■ **Work task**
Please reproduce the data exactly, excluding any pictures it contains.

Component data from apps and pages

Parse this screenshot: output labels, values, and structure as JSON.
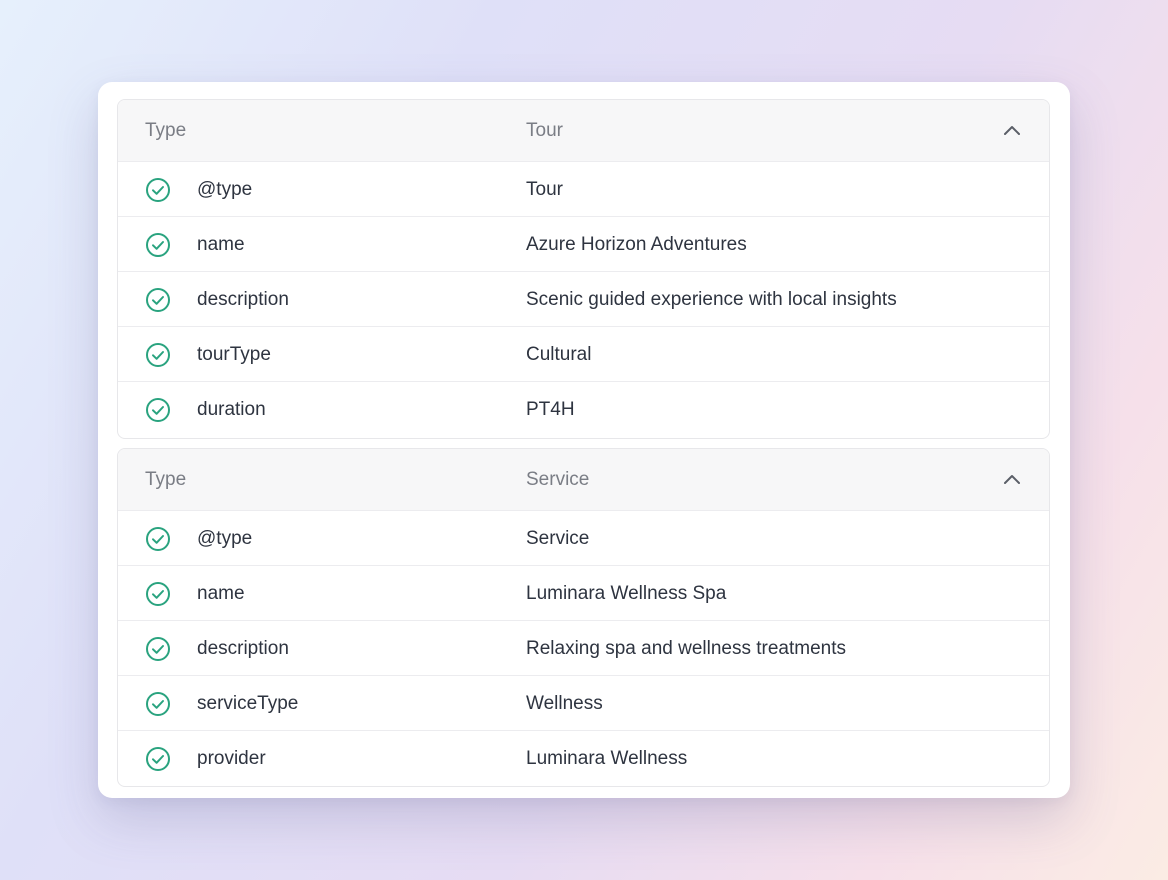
{
  "sections": [
    {
      "header": {
        "key_label": "Type",
        "value_label": "Tour"
      },
      "rows": [
        {
          "key": "@type",
          "value": "Tour"
        },
        {
          "key": "name",
          "value": "Azure Horizon Adventures"
        },
        {
          "key": "description",
          "value": "Scenic guided experience with local insights"
        },
        {
          "key": "tourType",
          "value": "Cultural"
        },
        {
          "key": "duration",
          "value": "PT4H"
        }
      ]
    },
    {
      "header": {
        "key_label": "Type",
        "value_label": "Service"
      },
      "rows": [
        {
          "key": "@type",
          "value": "Service"
        },
        {
          "key": "name",
          "value": "Luminara Wellness Spa"
        },
        {
          "key": "description",
          "value": "Relaxing spa and wellness treatments"
        },
        {
          "key": "serviceType",
          "value": "Wellness"
        },
        {
          "key": "provider",
          "value": "Luminara Wellness"
        }
      ]
    }
  ],
  "icons": {
    "row_status": "check-circle-icon",
    "collapse": "chevron-up-icon"
  },
  "colors": {
    "check": "#2aa37f",
    "header_bg": "#f7f7f8"
  }
}
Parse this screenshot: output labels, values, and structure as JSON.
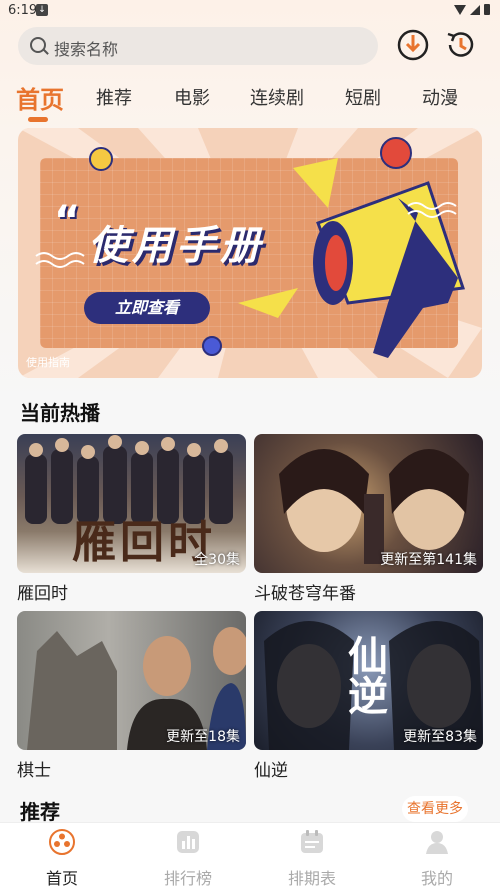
{
  "status": {
    "time": "6:19"
  },
  "search": {
    "placeholder": "搜索名称"
  },
  "tabs": [
    "首页",
    "推荐",
    "电影",
    "连续剧",
    "短剧",
    "动漫"
  ],
  "banner": {
    "quote": "“",
    "title": "使用手册",
    "cta": "立即查看",
    "caption": "使用指南"
  },
  "now_playing": {
    "title": "当前热播",
    "items": [
      {
        "name": "雁回时",
        "badge": "全30集",
        "poster_text": "雁回时"
      },
      {
        "name": "斗破苍穹年番",
        "badge": "更新至第141集"
      },
      {
        "name": "棋士",
        "badge": "更新至18集"
      },
      {
        "name": "仙逆",
        "badge": "更新至83集",
        "poster_text": "仙逆"
      }
    ]
  },
  "recommend": {
    "title": "推荐",
    "more": "查看更多"
  },
  "bottom_nav": [
    "首页",
    "排行榜",
    "排期表",
    "我的"
  ],
  "colors": {
    "accent": "#e8742e",
    "banner_navy": "#2d2f7c"
  }
}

■ **Solution**
Parse this screenshot: output labels, values, and structure as JSON.
{
  "sections": [
    {
      "header": {
        "key_label": "Type",
        "value_label": "Tour"
      },
      "rows": [
        {
          "key": "@type",
          "value": "Tour"
        },
        {
          "key": "name",
          "value": "Azure Horizon Adventures"
        },
        {
          "key": "description",
          "value": "Scenic guided experience with local insights"
        },
        {
          "key": "tourType",
          "value": "Cultural"
        },
        {
          "key": "duration",
          "value": "PT4H"
        }
      ]
    },
    {
      "header": {
        "key_label": "Type",
        "value_label": "Service"
      },
      "rows": [
        {
          "key": "@type",
          "value": "Service"
        },
        {
          "key": "name",
          "value": "Luminara Wellness Spa"
        },
        {
          "key": "description",
          "value": "Relaxing spa and wellness treatments"
        },
        {
          "key": "serviceType",
          "value": "Wellness"
        },
        {
          "key": "provider",
          "value": "Luminara Wellness"
        }
      ]
    }
  ],
  "icons": {
    "row_status": "check-circle-icon",
    "collapse": "chevron-up-icon"
  },
  "colors": {
    "check": "#2aa37f",
    "header_bg": "#f7f7f8"
  }
}
Parse this screenshot: output labels, values, and structure as JSON.
{
  "status": {
    "time": "6:19"
  },
  "search": {
    "placeholder": "搜索名称"
  },
  "tabs": [
    "首页",
    "推荐",
    "电影",
    "连续剧",
    "短剧",
    "动漫"
  ],
  "banner": {
    "quote": "“",
    "title": "使用手册",
    "cta": "立即查看",
    "caption": "使用指南"
  },
  "now_playing": {
    "title": "当前热播",
    "items": [
      {
        "name": "雁回时",
        "badge": "全30集",
        "poster_text": "雁回时"
      },
      {
        "name": "斗破苍穹年番",
        "badge": "更新至第141集"
      },
      {
        "name": "棋士",
        "badge": "更新至18集"
      },
      {
        "name": "仙逆",
        "badge": "更新至83集",
        "poster_text": "仙逆"
      }
    ]
  },
  "recommend": {
    "title": "推荐",
    "more": "查看更多"
  },
  "bottom_nav": [
    "首页",
    "排行榜",
    "排期表",
    "我的"
  ],
  "colors": {
    "accent": "#e8742e",
    "banner_navy": "#2d2f7c"
  }
}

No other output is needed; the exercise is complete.